The more celebrated aspects of this nation’s exceptionalism, adopted by other democracies —freedom of religion, women’s rights and demographic diversity, social welfare—started to be dismantled in the U.S. around the Reagan years, Jouet says. The result is the rise of a strengthened nativism, nationalism, anti-immigrant sentiment, distrust of institutions, lack of empathy for the poor, disdain for education and the rise of “alternative facts.”
“For example, today America is the only Western democracy to have the death penalty, and the only one to lack a universal health care system,” Jouet says. “These are not inherently good or bad things.
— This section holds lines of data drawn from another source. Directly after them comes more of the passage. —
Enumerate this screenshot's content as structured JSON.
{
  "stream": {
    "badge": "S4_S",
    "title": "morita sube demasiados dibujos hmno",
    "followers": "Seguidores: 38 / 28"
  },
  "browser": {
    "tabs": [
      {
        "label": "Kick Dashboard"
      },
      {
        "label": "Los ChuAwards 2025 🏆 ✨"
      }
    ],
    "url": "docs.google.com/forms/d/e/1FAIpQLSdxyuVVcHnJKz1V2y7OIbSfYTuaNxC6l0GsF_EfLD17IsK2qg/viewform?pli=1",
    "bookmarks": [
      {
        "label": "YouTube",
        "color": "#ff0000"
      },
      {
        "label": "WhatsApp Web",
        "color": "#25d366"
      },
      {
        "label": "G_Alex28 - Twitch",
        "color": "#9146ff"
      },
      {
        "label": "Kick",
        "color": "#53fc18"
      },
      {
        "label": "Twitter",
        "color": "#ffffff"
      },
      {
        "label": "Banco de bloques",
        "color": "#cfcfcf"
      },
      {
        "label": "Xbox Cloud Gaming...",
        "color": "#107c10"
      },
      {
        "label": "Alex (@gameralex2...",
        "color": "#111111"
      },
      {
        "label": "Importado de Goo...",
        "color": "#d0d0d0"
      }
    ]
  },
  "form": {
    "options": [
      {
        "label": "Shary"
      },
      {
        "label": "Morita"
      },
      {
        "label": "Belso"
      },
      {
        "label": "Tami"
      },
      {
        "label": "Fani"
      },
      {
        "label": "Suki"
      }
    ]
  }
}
It depends on how people think of the death penalty and universal health care.
“What I argue in my book is that the extraordinary polarization of modern America is a dimension of what American exceptionalism has historically meant.
“America is an exception because Americans are clashing over a broad range of issues that are either not controversial or are much less controversial in the modern Western world, such as whether people should have a basic right to modern health care, whether special interests should be allowed to spend unlimited money on political campaigns and on lobbying, whether climate change is a hoax or a scientific reality, whether women should have a right to abortion, whether contraception should be covered by people’s health insurance, whether creationism or evolution should be taught in public schools, whether people should have an unbridled right to bear arms, whether to have the death penalty, whether to have mass incarceration, whether it’s appropriate to introduce torture into Western civilization as a means of fighting terrorism.”
Europe has seen its own nationalist movements in the last year—from Brexit in the United Kingdom to Marine Le Pen’s near victory in the French presidential election—but Jouet notes that even the far-right parties in Western Europe aren’t fighting over a person’s right to health care.
Jouet’s book offers little solace to those uncomfortable with Trump’s vision of America’s return to greatness. He does, however, offer one positive, albeit tinged in irony.
American social problems “partly have roots in admirable aspects of American society, such as its tradition of religious liberty and egalitarianism, as well as the country’s remarkable demographic diversity,” Jouet says. “But these positive aspects of American exceptionalism can manifest themselves in inspiring, contradictory and self-destructive ways.”